two glasses of pure water after exercising.
(3) Taking a walk within two hours after overeating.
Almost everyone experiences a sense of total frustration at one point during the holiday season. However, an increasing number of people suffer from an actual, recognized syndrome called "holiday depression". This depression stems from our having unrealistic expectations of what this season will provide for us. These expectations are based on childhood fantasies of Christmas' or Hannukas when we were young. Remember back to those early years with lots of presents and surprises. We spent time with Mom in the kitchen making and eating lots of candy and sweets. There was time off from school with little responsibility. In essence, we were totally taken care of during this time of year.
Things are different today. We are the care-givers. We are the ones spending endless hours and countless dollars trying to fulfil our own fantasies and the fantasies of others. We've fallen victim to advertising promoting almost blind consumerism, leaving us exhausted, broke and wondering what is missing.
What's missing from the holiday season is the Spirit of the holidays.What we're all looking for now is the energy, enthusiasm and unconditional love that we felt as children; something our current model can't give us. In essence, we've forgotten who we are as spiritual beings, one with our Source. And we're feeling a sense of separation, which inevitably leads to depression.

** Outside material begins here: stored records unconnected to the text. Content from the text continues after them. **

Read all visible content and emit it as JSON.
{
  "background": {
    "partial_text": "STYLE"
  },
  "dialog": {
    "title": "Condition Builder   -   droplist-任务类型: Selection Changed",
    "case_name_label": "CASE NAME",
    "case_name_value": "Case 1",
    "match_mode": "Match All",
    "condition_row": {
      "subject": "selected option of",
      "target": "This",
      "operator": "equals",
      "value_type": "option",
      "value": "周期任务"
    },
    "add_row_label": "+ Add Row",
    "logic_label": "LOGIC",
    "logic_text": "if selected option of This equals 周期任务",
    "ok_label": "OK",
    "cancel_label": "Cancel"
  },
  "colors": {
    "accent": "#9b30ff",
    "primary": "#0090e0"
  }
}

The remedy is simple: spend some time reconnecting to your spiritual side. Remember that we are all vibrant, whole, complete and perfect, when we tune into God as our Life-Source.